Poverty is one of the main themes of the Black Panther Party. This is a revolutionary party that was founded in California in 1966. The founders were Huey Newton and Bobby Seale. This is a self-defense party that was formed to fight for the rights of African Americans. The party was founded after the assassination of the black voice, Malcolm X as well as the brutal killing of the black teen by the police in San Francisco (Bloom et al., 23). In the beginning, the party was viewed to promote the gangster activities. However, the leadership of the party knew that their goal was having the needs of the African Americans satisfied. The focus of this paper will be briefly to outline how the issue of poverty is related to the party.
In order to fully grasp how poverty is linked to the Black Panther Party is imperative to dig the history before the party was formed. Despite the passage of the civil rights legislation in the 1960s, African Americans continued to suffer the economic and social unfairness (Bloom et al., 45). They were living in abject poverty, and their lives were characterized by poor living conditions, high rate of unemployment as well as deterioration of health. Despite these living conditions, the African Americans were also under the cruel brutality from the police.
Therefore, this is the context that made the party be found in 1966. The conditions were unbearable, and there was a need to form a revolutionary voice to campaign for the blacks. The party was formed to fight for the liberation for the African Americans. It never sided with the African American capitalist and elites that were viewed as the fuel of the exploitation and the source of oppression of their fellows. The goal of the party was to ensure that the black had pride in themselves; the community was under control and the unification of the civil rights. In simple terms, to provide social injustice was not in the face of America.
Apart from fighting against assault from the police, the party tried to eliminate poverty through the launching of more than 35 Survival Programs. These were programs that served the community with the provision of education, ambulance services and the distribution of shoes the poor. To be specific, the Free Breakfast program for children was launched in 1969. This program made an impact in every city that had the chapter of the party. For example, St Augustine Church in Oakland managed such a program where the children would go for food as well as mentoring.
Similarly, the second children program was launched in San Francisco and later on, other facilities were open with the capability to feed more than one thousand children from all cultural backgrounds. In order to take care of the poor health conditions the African American were living in, the party launched free health clinics (Davenport et al., 32). These were the facilities that would offer treatment against tuberculosis and other diseases without any charge for the African Americans. Other programs include free plumbing and open housing cooperatives.

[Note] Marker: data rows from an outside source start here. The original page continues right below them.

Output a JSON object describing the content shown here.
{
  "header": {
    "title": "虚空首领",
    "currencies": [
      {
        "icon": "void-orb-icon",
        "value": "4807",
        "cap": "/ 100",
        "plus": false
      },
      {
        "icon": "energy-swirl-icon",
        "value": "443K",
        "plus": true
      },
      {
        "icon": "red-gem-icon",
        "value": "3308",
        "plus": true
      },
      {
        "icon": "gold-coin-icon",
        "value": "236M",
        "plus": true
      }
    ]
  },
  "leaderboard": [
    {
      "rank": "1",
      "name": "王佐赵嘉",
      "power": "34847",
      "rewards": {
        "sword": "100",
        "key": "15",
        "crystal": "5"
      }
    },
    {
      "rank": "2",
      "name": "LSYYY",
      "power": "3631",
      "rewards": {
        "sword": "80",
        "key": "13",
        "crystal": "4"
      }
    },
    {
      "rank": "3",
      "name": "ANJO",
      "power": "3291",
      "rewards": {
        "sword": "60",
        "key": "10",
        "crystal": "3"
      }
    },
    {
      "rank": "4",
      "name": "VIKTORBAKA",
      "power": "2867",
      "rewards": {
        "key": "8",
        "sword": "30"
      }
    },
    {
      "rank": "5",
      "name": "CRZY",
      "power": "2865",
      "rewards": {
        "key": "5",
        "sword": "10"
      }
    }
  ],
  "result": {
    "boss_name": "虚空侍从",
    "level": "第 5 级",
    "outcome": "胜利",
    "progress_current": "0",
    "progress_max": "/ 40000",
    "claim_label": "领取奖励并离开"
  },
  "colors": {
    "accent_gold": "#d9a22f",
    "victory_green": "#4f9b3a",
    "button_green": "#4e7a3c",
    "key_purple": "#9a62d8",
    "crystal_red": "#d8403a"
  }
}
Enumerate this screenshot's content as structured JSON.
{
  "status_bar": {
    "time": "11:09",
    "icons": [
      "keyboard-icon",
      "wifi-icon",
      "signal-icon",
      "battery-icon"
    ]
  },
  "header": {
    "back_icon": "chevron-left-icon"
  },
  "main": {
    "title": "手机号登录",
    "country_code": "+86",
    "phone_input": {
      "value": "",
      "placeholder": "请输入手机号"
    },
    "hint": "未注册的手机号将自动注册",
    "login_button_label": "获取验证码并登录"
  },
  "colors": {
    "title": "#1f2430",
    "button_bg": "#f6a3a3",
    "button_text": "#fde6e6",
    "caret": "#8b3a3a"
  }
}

Therefore, unlike other parties that are formed with the goal of fighting for power, the Black Panther Party was mainly focused on the unification of the rights of the blacks. The party promoted that unity through the forming of programs to eliminate poverty among African Americans.
Bloom, Joshua, Waldo E. Martin Jr, and Waldo E. Martin. Black against empire: The history and politics of the Black Panther Party. Univ of California Press, 2016.
Davenport, Christian. Media bias, perspective, and state repression: The Black Panther Party. Cambridge University Press, 2009.